Element data from apps and pages

+ + + +

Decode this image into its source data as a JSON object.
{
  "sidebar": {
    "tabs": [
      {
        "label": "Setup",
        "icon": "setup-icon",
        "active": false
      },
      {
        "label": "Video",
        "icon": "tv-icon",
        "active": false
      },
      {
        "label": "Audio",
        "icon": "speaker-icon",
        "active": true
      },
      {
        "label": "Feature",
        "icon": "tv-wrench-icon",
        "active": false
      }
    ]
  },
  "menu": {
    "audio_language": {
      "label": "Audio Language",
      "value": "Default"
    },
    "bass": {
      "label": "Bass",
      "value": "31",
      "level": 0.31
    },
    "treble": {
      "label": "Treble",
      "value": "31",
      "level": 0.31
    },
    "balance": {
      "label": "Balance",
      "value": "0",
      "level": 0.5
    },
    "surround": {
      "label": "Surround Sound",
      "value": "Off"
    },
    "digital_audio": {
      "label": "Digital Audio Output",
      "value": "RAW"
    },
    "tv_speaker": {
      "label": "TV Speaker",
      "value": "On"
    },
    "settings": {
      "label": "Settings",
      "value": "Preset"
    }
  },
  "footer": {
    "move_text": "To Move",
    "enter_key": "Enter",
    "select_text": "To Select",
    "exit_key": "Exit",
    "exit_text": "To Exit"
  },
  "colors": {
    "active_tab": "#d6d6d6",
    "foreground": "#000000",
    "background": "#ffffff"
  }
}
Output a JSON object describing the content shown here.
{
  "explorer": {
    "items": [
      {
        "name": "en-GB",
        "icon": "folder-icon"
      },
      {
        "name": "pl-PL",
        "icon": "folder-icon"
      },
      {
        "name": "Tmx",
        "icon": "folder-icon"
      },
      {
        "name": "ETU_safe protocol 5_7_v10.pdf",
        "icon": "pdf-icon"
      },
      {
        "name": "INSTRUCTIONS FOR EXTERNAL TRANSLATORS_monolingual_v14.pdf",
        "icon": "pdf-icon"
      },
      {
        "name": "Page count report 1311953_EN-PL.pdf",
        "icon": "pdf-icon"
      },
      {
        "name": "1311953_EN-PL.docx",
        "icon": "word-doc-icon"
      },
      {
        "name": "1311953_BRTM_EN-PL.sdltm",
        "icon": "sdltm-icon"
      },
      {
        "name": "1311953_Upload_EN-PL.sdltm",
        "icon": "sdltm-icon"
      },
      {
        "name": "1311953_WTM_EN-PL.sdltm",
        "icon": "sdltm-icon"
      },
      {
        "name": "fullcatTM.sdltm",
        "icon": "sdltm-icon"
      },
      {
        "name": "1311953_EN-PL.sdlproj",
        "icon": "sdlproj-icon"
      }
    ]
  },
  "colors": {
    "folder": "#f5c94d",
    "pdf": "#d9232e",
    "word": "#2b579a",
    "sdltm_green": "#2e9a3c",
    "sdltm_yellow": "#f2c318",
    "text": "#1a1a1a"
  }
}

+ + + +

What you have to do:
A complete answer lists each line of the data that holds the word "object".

Exercise answer:
Decode this image into its source data as a JSON object.
Output a JSON object describing the content shown here.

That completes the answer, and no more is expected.